        This is not the case in Australia and THIS is why the "figures here are so much higher than the UK and the US".

        "... the TIO being a victim of its own success."

        And that depends on how you define "success". I would have thought reducing the number of "complaints" consumers have about the telco industry would have been the TIO's aim - in which case the TIO has failed miserably. If "justifying its own existence" is the object, then it is succeeding admirably (by lowering the bar as far as the statistics are concerned).

        Just sayin'
        Noni Mouse
        • So it sounds like you're saying an eight week period between levelling a complaint with a service provider and TIO accepting a complaint. Sounds like a plan. Provided each carrier has a clear and identifiable complaint process. Do they?
          phildobbie
          • I don't know - I just get sick of these stats being thrown around like they have some meaning. You mention "how out of kilter Australia is with the rest of the world", and I have given you the answer.

            Your follow-up story starts here:
            http://www.dbcde.gov.au/__data/assets/pdf_file/0018/133902/University_of_Technology_Sydney.pdf
            Noni Mouse
  • I work for a major telco and believe that complaints have risen purely because the general public are more aware of the TIO

    What really irks me is the constant abuse of the system - people go to the TIO to complain about coverage, we let them out of their contract and then they go and upgrade to the latest phone.

    More and more people are using the TIO to simply get new handsets while they are still contracted.

    Or theres the 'deny all use' complaints - You clearly used your phone a lot, you admit it, but you won't pay for it - so off to the TIO.

    There is little to no personal responsibilty in this industry, and if customers cannot get what they want, no matter how unreasonable, then off to the TIO.

    Franky, I wish the TIO would validate complaints, and allow a complaint deemed to be unreasonable, to be rejected and not charged for.
    anothertelcoworker
  • I think the suggestion that telcos are using the TIO as their front line service is a very good one. I have known about the TIO for many years and had never considered contacting them up until recently when I have had to submit complaints about two different telcos for two entirely different issues. One was a billing issue where several payments were not applied to the account, and for some reason the first line customer service couldn't do basic maths (for which the impossible-to-reach customer service reps were very apologetic), and the second where the same fault was repeatedly occurring on a phone line but the telco refused to do anything but waste time and then do a temporary repair job every time until the TIO got involved.

    In both instances the telco has clearly been at fault, but because they have no reasonable escalation path within their own customer service to anyone legitimately willing to actually try and solve the problems, then the TIO has had to intervene to a resolution that should have happened the first time the issues were raised. In terms of the TIO's numbers, both of these complaints would be considered resolved following the initial inquiry, but that doesn't mean there wasn't a legitimate issue that needed to be solved, it just meant the telcos refused to acknowledge it until there was some kind of penalty looming behind it.

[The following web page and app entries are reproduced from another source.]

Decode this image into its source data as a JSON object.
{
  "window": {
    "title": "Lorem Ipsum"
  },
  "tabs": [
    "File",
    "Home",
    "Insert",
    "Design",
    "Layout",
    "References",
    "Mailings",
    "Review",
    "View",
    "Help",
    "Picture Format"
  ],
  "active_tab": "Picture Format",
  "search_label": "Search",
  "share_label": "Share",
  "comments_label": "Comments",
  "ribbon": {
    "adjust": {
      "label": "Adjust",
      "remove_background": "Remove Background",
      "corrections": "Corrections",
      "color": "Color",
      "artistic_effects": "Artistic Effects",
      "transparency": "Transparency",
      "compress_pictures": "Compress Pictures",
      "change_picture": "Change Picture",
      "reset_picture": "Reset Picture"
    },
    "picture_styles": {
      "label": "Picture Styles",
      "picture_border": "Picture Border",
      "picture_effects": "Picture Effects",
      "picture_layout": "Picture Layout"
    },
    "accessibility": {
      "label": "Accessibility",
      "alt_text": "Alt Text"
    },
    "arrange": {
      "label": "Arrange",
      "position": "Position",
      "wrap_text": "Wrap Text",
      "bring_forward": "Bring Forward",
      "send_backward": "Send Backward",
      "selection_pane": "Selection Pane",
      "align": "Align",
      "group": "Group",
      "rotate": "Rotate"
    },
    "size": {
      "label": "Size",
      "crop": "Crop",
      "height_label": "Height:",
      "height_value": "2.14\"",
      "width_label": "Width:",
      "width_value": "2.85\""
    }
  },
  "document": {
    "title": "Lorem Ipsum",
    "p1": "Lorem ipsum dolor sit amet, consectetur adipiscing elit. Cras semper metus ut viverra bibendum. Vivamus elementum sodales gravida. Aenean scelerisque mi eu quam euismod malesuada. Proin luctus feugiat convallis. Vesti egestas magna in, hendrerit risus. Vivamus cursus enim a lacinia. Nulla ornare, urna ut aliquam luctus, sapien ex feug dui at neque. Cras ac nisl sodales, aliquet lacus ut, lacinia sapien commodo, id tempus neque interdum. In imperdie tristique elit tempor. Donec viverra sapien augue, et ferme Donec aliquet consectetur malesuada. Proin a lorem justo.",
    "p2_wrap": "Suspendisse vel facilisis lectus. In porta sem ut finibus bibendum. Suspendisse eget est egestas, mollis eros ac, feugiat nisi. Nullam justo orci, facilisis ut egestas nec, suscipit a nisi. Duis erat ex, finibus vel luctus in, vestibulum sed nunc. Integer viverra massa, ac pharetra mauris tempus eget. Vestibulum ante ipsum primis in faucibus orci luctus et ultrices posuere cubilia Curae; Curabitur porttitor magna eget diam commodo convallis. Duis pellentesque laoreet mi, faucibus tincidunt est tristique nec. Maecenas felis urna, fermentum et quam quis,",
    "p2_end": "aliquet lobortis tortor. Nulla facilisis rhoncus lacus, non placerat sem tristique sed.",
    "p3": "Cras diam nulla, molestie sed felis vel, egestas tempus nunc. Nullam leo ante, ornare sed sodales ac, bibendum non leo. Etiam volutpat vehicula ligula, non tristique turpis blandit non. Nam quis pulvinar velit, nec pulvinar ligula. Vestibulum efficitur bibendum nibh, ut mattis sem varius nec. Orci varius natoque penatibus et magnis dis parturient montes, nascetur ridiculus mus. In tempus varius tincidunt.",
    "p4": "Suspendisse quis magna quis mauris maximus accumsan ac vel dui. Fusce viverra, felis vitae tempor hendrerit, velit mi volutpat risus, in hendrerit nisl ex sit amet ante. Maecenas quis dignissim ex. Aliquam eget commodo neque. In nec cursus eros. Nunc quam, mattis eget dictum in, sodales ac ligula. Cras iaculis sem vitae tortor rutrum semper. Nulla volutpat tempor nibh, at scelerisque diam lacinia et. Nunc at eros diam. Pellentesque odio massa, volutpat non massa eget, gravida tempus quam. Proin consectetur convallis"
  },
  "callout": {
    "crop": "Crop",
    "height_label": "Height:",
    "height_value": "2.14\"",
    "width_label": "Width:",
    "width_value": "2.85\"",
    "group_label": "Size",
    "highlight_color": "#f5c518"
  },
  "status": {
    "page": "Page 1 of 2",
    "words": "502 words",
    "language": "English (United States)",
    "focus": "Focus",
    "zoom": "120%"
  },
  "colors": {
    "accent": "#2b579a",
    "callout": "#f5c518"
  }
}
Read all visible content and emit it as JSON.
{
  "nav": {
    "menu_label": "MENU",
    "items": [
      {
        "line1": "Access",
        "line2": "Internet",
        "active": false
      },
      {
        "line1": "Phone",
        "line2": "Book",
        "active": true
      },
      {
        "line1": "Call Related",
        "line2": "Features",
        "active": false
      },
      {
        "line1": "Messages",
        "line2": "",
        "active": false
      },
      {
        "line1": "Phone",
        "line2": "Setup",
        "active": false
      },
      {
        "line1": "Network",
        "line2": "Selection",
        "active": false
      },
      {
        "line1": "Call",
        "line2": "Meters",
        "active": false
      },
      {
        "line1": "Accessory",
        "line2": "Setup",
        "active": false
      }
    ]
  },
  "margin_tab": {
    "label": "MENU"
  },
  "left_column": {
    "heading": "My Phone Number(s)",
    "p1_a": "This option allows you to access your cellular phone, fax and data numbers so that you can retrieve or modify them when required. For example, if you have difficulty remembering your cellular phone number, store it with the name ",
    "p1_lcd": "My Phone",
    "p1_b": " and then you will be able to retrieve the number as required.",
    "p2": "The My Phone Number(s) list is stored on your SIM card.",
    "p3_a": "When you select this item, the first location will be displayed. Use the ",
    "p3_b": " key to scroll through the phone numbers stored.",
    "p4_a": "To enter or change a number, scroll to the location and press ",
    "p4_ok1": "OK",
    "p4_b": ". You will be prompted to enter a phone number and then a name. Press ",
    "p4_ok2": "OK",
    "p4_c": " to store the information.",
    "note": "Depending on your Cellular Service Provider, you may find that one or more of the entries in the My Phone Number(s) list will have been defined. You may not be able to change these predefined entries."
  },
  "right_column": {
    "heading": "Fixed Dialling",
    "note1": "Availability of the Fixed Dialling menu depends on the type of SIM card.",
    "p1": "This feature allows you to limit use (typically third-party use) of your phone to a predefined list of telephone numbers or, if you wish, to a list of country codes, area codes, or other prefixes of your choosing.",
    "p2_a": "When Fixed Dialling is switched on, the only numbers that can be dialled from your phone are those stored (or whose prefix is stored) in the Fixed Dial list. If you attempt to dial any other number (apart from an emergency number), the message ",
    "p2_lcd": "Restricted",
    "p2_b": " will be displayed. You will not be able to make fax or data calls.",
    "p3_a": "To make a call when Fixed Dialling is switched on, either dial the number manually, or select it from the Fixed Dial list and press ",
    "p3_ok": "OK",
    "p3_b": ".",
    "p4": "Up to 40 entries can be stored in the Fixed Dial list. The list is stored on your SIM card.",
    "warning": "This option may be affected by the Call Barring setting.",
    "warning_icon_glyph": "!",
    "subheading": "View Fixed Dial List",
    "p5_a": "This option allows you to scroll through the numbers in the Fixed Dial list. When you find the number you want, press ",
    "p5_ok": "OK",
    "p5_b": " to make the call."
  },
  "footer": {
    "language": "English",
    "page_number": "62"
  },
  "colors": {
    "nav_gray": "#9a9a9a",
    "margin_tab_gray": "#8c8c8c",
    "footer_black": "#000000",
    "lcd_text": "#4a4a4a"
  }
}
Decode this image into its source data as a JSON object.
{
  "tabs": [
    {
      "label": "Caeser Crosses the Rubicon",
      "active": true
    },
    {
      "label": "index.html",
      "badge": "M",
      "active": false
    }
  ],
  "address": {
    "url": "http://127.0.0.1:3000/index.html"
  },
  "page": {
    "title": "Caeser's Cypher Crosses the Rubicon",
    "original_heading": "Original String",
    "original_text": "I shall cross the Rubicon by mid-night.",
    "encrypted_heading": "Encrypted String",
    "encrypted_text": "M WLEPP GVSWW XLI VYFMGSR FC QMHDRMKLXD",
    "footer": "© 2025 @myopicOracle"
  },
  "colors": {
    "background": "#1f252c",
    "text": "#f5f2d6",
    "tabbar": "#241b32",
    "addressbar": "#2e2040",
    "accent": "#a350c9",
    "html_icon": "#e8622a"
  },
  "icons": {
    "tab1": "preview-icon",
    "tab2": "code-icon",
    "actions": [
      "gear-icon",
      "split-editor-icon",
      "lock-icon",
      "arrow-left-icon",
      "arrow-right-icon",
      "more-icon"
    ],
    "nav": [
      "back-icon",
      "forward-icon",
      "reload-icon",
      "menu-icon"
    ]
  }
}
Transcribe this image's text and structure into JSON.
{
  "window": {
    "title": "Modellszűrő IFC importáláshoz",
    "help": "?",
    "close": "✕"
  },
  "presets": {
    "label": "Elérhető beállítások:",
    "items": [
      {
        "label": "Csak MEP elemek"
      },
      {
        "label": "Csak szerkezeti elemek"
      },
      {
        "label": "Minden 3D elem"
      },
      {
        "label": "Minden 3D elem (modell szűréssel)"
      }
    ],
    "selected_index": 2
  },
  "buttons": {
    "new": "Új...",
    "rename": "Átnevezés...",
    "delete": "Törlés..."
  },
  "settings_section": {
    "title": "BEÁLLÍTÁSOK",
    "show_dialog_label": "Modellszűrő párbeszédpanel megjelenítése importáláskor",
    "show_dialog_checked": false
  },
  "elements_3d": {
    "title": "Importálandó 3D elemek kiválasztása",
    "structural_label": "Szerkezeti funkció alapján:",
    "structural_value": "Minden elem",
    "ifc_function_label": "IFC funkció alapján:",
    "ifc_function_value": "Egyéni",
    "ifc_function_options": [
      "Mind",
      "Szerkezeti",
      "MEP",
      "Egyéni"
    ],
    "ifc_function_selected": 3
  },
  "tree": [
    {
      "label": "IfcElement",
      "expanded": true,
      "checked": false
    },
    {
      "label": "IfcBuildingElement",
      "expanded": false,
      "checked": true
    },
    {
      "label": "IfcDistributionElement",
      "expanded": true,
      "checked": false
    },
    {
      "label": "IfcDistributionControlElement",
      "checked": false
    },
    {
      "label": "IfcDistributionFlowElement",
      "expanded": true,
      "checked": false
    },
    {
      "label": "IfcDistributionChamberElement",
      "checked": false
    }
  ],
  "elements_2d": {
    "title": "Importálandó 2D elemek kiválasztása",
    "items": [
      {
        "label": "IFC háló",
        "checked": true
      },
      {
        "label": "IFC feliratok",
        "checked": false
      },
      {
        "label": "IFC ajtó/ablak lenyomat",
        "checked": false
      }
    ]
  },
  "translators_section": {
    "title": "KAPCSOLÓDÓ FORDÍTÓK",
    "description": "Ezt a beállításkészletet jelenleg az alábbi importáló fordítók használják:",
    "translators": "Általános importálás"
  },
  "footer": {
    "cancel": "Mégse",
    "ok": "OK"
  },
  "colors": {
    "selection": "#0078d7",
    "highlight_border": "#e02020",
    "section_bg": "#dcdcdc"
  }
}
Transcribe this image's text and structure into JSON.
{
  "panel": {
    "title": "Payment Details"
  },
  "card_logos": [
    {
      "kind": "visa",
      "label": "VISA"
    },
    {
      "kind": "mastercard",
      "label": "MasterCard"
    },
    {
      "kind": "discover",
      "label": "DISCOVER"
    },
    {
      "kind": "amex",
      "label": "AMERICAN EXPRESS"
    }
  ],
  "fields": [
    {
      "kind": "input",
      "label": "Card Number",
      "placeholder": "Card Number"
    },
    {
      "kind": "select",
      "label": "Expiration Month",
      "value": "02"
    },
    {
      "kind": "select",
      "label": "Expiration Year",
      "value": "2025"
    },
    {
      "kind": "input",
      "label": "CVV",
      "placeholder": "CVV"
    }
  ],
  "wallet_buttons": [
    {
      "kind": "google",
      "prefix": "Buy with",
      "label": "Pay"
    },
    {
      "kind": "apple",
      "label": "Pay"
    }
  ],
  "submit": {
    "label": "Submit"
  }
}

    It would have been my preference for the telcos to look in to and resolve their own issues in both instances rather than involve the TIO, but they simply don't care.
    DamienJ